According to the President’s Council on Fitness, Sports & Nutrition, “If exercise could be packaged into a pill, it would be the single most widely prescribed and beneficial medicine in the nation.” Yet the incorporation of physical activity into a regular routine proves difficult for many. Bringing together a field of experts, Doing Exercise Psychology uses applied theories alongside authentic client interactions to address the challenging psychological components of physical activity.
Doing Exercise Psychology helps students understand how to build connections with individual clients, strengthen the professional relationship through listening, and understand clients’ needs.
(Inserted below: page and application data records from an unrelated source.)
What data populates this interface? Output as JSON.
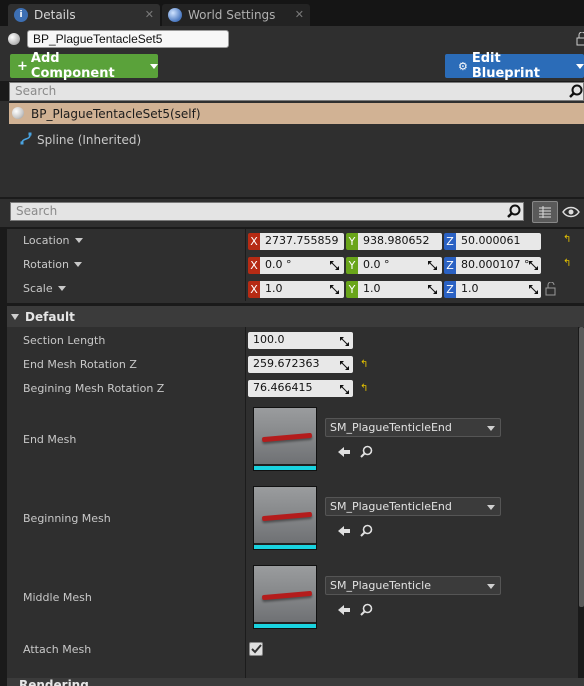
{
  "tabs": [
    {
      "label": "Details",
      "active": true
    },
    {
      "label": "World Settings",
      "active": false
    }
  ],
  "actor_name": "BP_PlagueTentacleSet5",
  "toolbar": {
    "add_component_label": "Add Component",
    "edit_blueprint_label": "Edit Blueprint",
    "add_color": "#5aa23a",
    "edit_color": "#2b6cb8"
  },
  "component_search": {
    "placeholder": "Search"
  },
  "components": [
    {
      "label": "BP_PlagueTentacleSet5(self)",
      "selected": true
    },
    {
      "label": "Spline (Inherited)",
      "selected": false
    }
  ],
  "details_search": {
    "placeholder": "Search"
  },
  "transform": {
    "location": {
      "label": "Location",
      "x": "2737.755859",
      "y": "938.980652",
      "z": "50.000061"
    },
    "rotation": {
      "label": "Rotation",
      "x": "0.0 °",
      "y": "0.0 °",
      "z": "80.000107 °"
    },
    "scale": {
      "label": "Scale",
      "x": "1.0",
      "y": "1.0",
      "z": "1.0"
    },
    "axis_labels": {
      "x": "X",
      "y": "Y",
      "z": "Z"
    }
  },
  "default_section": {
    "title": "Default",
    "section_length": {
      "label": "Section Length",
      "value": "100.0"
    },
    "end_mesh_rotation_z": {
      "label": "End Mesh Rotation Z",
      "value": "259.672363"
    },
    "begining_mesh_rotation_z": {
      "label": "Begining Mesh Rotation Z",
      "value": "76.466415"
    },
    "end_mesh": {
      "label": "End Mesh",
      "asset": "SM_PlagueTenticleEnd"
    },
    "beginning_mesh": {
      "label": "Beginning Mesh",
      "asset": "SM_PlagueTenticleEnd"
    },
    "middle_mesh": {
      "label": "Middle Mesh",
      "asset": "SM_PlagueTenticle"
    },
    "attach_mesh": {
      "label": "Attach Mesh",
      "checked": true
    }
  },
  "rendering_section": {
    "title": "Rendering"
  }
}
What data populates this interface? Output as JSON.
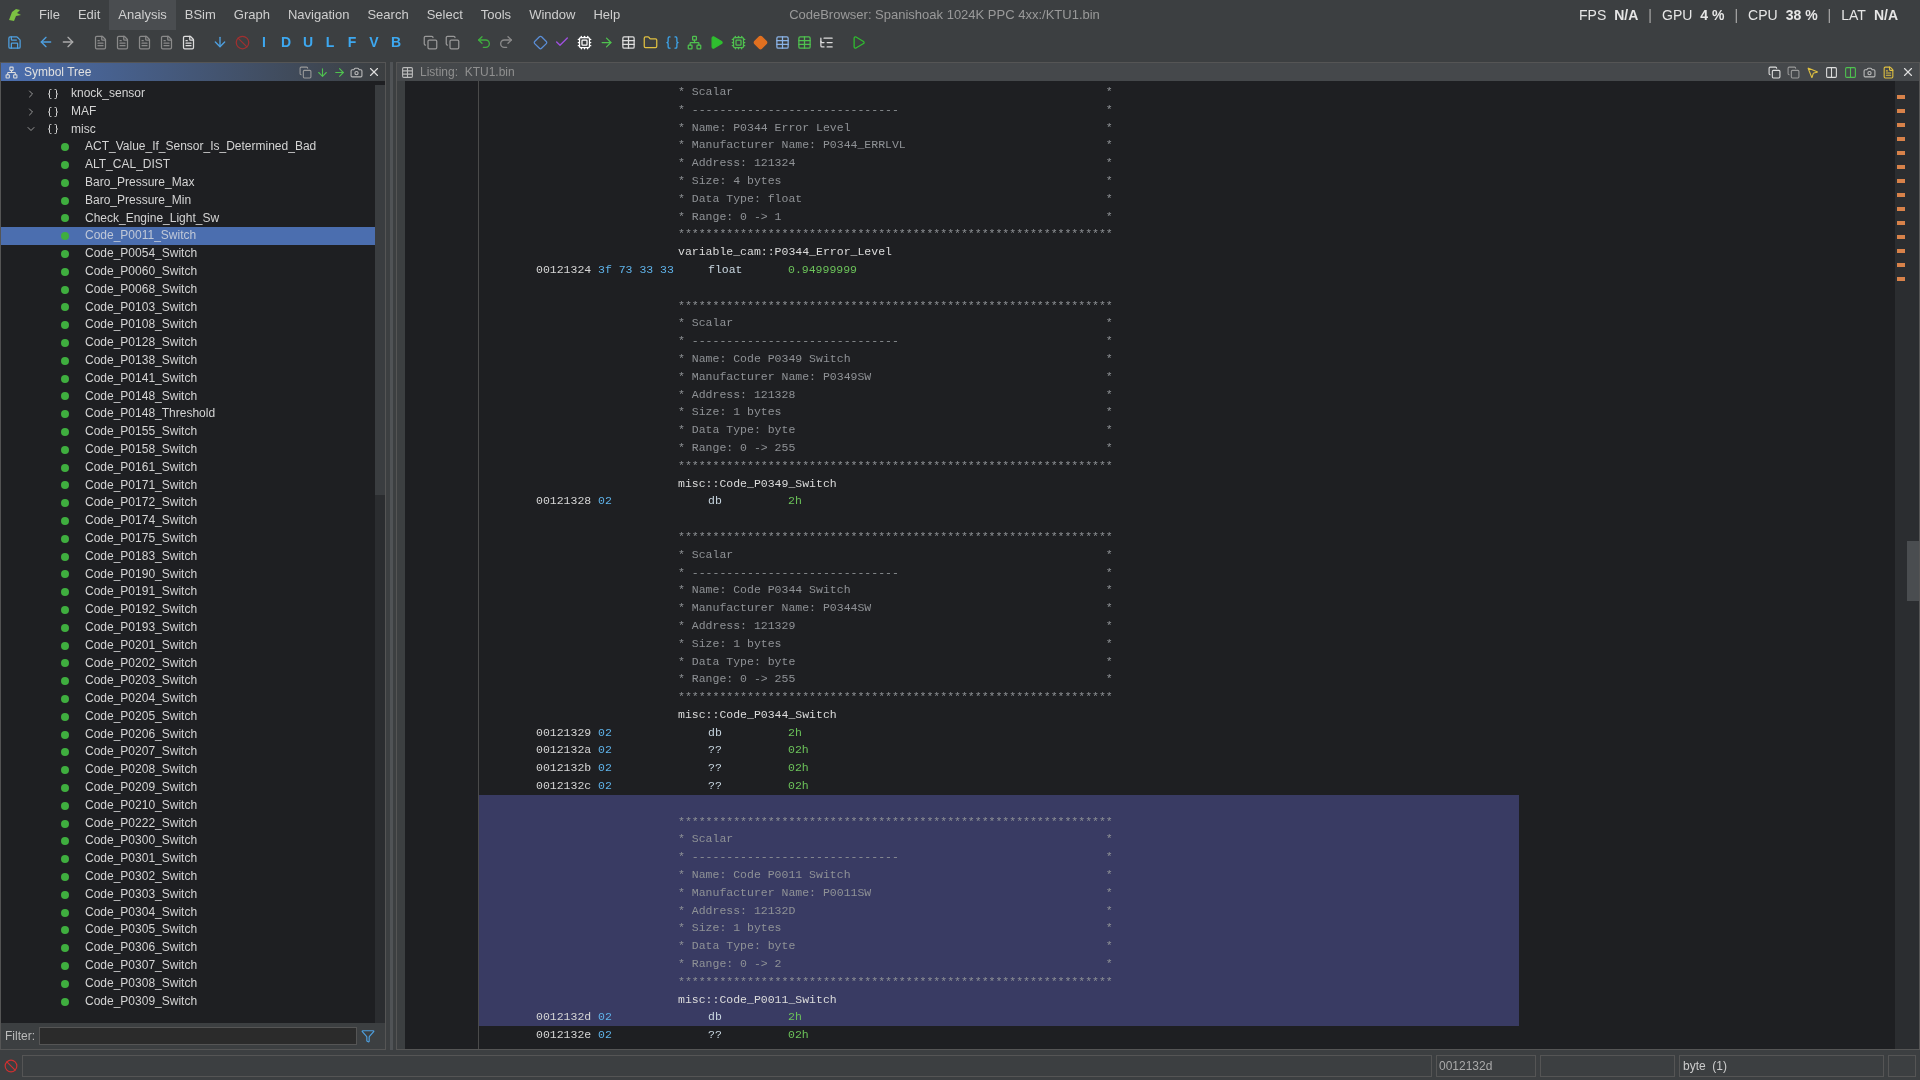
{
  "window": {
    "title": "CodeBrowser: Spanishoak 1024K PPC 4xx:/KTU1.bin"
  },
  "menu": [
    {
      "label": "File",
      "selected": false
    },
    {
      "label": "Edit",
      "selected": false
    },
    {
      "label": "Analysis",
      "selected": true
    },
    {
      "label": "BSim",
      "selected": false
    },
    {
      "label": "Graph",
      "selected": false
    },
    {
      "label": "Navigation",
      "selected": false
    },
    {
      "label": "Search",
      "selected": false
    },
    {
      "label": "Select",
      "selected": false
    },
    {
      "label": "Tools",
      "selected": false
    },
    {
      "label": "Window",
      "selected": false
    },
    {
      "label": "Help",
      "selected": false
    }
  ],
  "stats": [
    {
      "kind": "stat",
      "label": "FPS",
      "value": "N/A"
    },
    {
      "kind": "separator",
      "text": "|"
    },
    {
      "kind": "stat",
      "label": "GPU",
      "value": "4 %"
    },
    {
      "kind": "separator",
      "text": "|"
    },
    {
      "kind": "stat",
      "label": "CPU",
      "value": "38 %"
    },
    {
      "kind": "separator",
      "text": "|"
    },
    {
      "kind": "stat",
      "label": "LAT",
      "value": "N/A"
    }
  ],
  "toolbar": {
    "letter_buttons": [
      "I",
      "D",
      "U",
      "L",
      "F",
      "V",
      "B"
    ]
  },
  "symbol_tree": {
    "title": "Symbol Tree",
    "items": [
      {
        "label": "knock_sensor",
        "expanded": false
      },
      {
        "label": "MAF",
        "expanded": false
      },
      {
        "label": "misc",
        "expanded": true,
        "children": [
          {
            "label": "ACT_Value_If_Sensor_Is_Determined_Bad",
            "selected": false
          },
          {
            "label": "ALT_CAL_DIST",
            "selected": false
          },
          {
            "label": "Baro_Pressure_Max",
            "selected": false
          },
          {
            "label": "Baro_Pressure_Min",
            "selected": false
          },
          {
            "label": "Check_Engine_Light_Sw",
            "selected": false
          },
          {
            "label": "Code_P0011_Switch",
            "selected": true
          },
          {
            "label": "Code_P0054_Switch",
            "selected": false
          },
          {
            "label": "Code_P0060_Switch",
            "selected": false
          },
          {
            "label": "Code_P0068_Switch",
            "selected": false
          },
          {
            "label": "Code_P0103_Switch",
            "selected": false
          },
          {
            "label": "Code_P0108_Switch",
            "selected": false
          },
          {
            "label": "Code_P0128_Switch",
            "selected": false
          },
          {
            "label": "Code_P0138_Switch",
            "selected": false
          },
          {
            "label": "Code_P0141_Switch",
            "selected": false
          },
          {
            "label": "Code_P0148_Switch",
            "selected": false
          },
          {
            "label": "Code_P0148_Threshold",
            "selected": false
          },
          {
            "label": "Code_P0155_Switch",
            "selected": false
          },
          {
            "label": "Code_P0158_Switch",
            "selected": false
          },
          {
            "label": "Code_P0161_Switch",
            "selected": false
          },
          {
            "label": "Code_P0171_Switch",
            "selected": false
          },
          {
            "label": "Code_P0172_Switch",
            "selected": false
          },
          {
            "label": "Code_P0174_Switch",
            "selected": false
          },
          {
            "label": "Code_P0175_Switch",
            "selected": false
          },
          {
            "label": "Code_P0183_Switch",
            "selected": false
          },
          {
            "label": "Code_P0190_Switch",
            "selected": false
          },
          {
            "label": "Code_P0191_Switch",
            "selected": false
          },
          {
            "label": "Code_P0192_Switch",
            "selected": false
          },
          {
            "label": "Code_P0193_Switch",
            "selected": false
          },
          {
            "label": "Code_P0201_Switch",
            "selected": false
          },
          {
            "label": "Code_P0202_Switch",
            "selected": false
          },
          {
            "label": "Code_P0203_Switch",
            "selected": false
          },
          {
            "label": "Code_P0204_Switch",
            "selected": false
          },
          {
            "label": "Code_P0205_Switch",
            "selected": false
          },
          {
            "label": "Code_P0206_Switch",
            "selected": false
          },
          {
            "label": "Code_P0207_Switch",
            "selected": false
          },
          {
            "label": "Code_P0208_Switch",
            "selected": false
          },
          {
            "label": "Code_P0209_Switch",
            "selected": false
          },
          {
            "label": "Code_P0210_Switch",
            "selected": false
          },
          {
            "label": "Code_P0222_Switch",
            "selected": false
          },
          {
            "label": "Code_P0300_Switch",
            "selected": false
          },
          {
            "label": "Code_P0301_Switch",
            "selected": false
          },
          {
            "label": "Code_P0302_Switch",
            "selected": false
          },
          {
            "label": "Code_P0303_Switch",
            "selected": false
          },
          {
            "label": "Code_P0304_Switch",
            "selected": false
          },
          {
            "label": "Code_P0305_Switch",
            "selected": false
          },
          {
            "label": "Code_P0306_Switch",
            "selected": false
          },
          {
            "label": "Code_P0307_Switch",
            "selected": false
          },
          {
            "label": "Code_P0308_Switch",
            "selected": false
          },
          {
            "label": "Code_P0309_Switch",
            "selected": false
          }
        ]
      }
    ],
    "filter_label": "Filter:"
  },
  "listing": {
    "title": "Listing:  KTU1.bin",
    "blocks": [
      {
        "selected": false,
        "comment": [
          "* Scalar                                                      *",
          "* ------------------------------                              *",
          "* Name: P0344 Error Level                                     *",
          "* Manufacturer Name: P0344_ERRLVL                             *",
          "* Address: 121324                                             *",
          "* Size: 4 bytes                                               *",
          "* Data Type: float                                            *",
          "* Range: 0 -> 1                                               *",
          "***************************************************************"
        ],
        "label": "variable_cam::P0344_Error_Level",
        "rows": [
          {
            "address": "00121324",
            "bytes": "3f 73 33 33",
            "mnemonic": "float",
            "operand": "0.94999999"
          }
        ]
      },
      {
        "selected": false,
        "comment": [
          "***************************************************************",
          "* Scalar                                                      *",
          "* ------------------------------                              *",
          "* Name: Code P0349 Switch                                     *",
          "* Manufacturer Name: P0349SW                                  *",
          "* Address: 121328                                             *",
          "* Size: 1 bytes                                               *",
          "* Data Type: byte                                             *",
          "* Range: 0 -> 255                                             *",
          "***************************************************************"
        ],
        "label": "misc::Code_P0349_Switch",
        "rows": [
          {
            "address": "00121328",
            "bytes": "02",
            "mnemonic": "db",
            "operand": "2h"
          }
        ]
      },
      {
        "selected": false,
        "comment": [
          "***************************************************************",
          "* Scalar                                                      *",
          "* ------------------------------                              *",
          "* Name: Code P0344 Switch                                     *",
          "* Manufacturer Name: P0344SW                                  *",
          "* Address: 121329                                             *",
          "* Size: 1 bytes                                               *",
          "* Data Type: byte                                             *",
          "* Range: 0 -> 255                                             *",
          "***************************************************************"
        ],
        "label": "misc::Code_P0344_Switch",
        "rows": [
          {
            "address": "00121329",
            "bytes": "02",
            "mnemonic": "db",
            "operand": "2h"
          },
          {
            "address": "0012132a",
            "bytes": "02",
            "mnemonic": "??",
            "operand": "02h"
          },
          {
            "address": "0012132b",
            "bytes": "02",
            "mnemonic": "??",
            "operand": "02h"
          },
          {
            "address": "0012132c",
            "bytes": "02",
            "mnemonic": "??",
            "operand": "02h"
          }
        ]
      },
      {
        "selected": true,
        "comment": [
          "***************************************************************",
          "* Scalar                                                      *",
          "* ------------------------------                              *",
          "* Name: Code P0011 Switch                                     *",
          "* Manufacturer Name: P0011SW                                  *",
          "* Address: 12132D                                             *",
          "* Size: 1 bytes                                               *",
          "* Data Type: byte                                             *",
          "* Range: 0 -> 2                                               *",
          "***************************************************************"
        ],
        "label": "misc::Code_P0011_Switch",
        "rows": [
          {
            "address": "0012132d",
            "bytes": "02",
            "mnemonic": "db",
            "operand": "2h"
          }
        ]
      },
      {
        "selected": false,
        "rows": [
          {
            "address": "0012132e",
            "bytes": "02",
            "mnemonic": "??",
            "operand": "02h"
          }
        ]
      }
    ]
  },
  "status_bar": {
    "address": "0012132d",
    "data_type": "byte  (1)"
  }
}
The text features diverse topics, bridging health psychology and exercise psychology and demonstrating the increasingly important role of physical activity in overall wellness and health.
The first chapter is devoted to the development of mindfulness as a practitioner, while another addresses the difficulties professionals encounter with their own inactivity, encouraging self-reflection in order to be more helpful and open with clients. A key feature of many chapters in Doing Exercise Psychology is the in-the-trenches dialogue between practitioner and client, accompanied by follow-up commentary on what went right and what went wrong in particular sessions. Through these real-world scenarios, students will witness firsthand the methods that are most effective in communicating with clients. The text also explores complex questions such as these:
• What are the implications and consequences of using exercise as a component of psychological therapies?
• How can practitioners help clients with impaired movement abilities as a result of chronic conditions or illness embrace physical activity as part of their therapy or their lives?
• How can exercise be incorporated in therapies to change nutrition, smoking, and alcohol habits?
• Why are some exercise protocols that are extremely effective for some but not for others?
• How can relationships, interrelatedness, and attunement to others be vehicles for healthy change in whatever kind of therapy is being done?
The book is arranged so that information flows progressively, covering major themes early and then applying them to the field. Part I introduces the relationship-building motif by covering the variety of relationships that one might find in exercise and physical activity settings. Part II addresses specific conditions and behavior change, with suggestions for encouraging activity in those who are also working to quit smoking, reduce alcohol consumption, or modify their nutrition habits. Part III deals directly with chronic and major medical conditions that professionals will contend with on a regular basis, including cancer, heart disease, and multiple sclerosis. Part IV delves into the dark side of exercise, such as overtraining, exercise dependence, and eating disorders.
A growing and exciting area of study, exercise psychology covers all the psychosocial, intra- and interpersonal, and cultural variables that come into play when people get together and exercise. Students and practitioners who work with individuals in exercise settings will find Doing Exercise Psychology a vital resource to refer to repeatedly in their practice.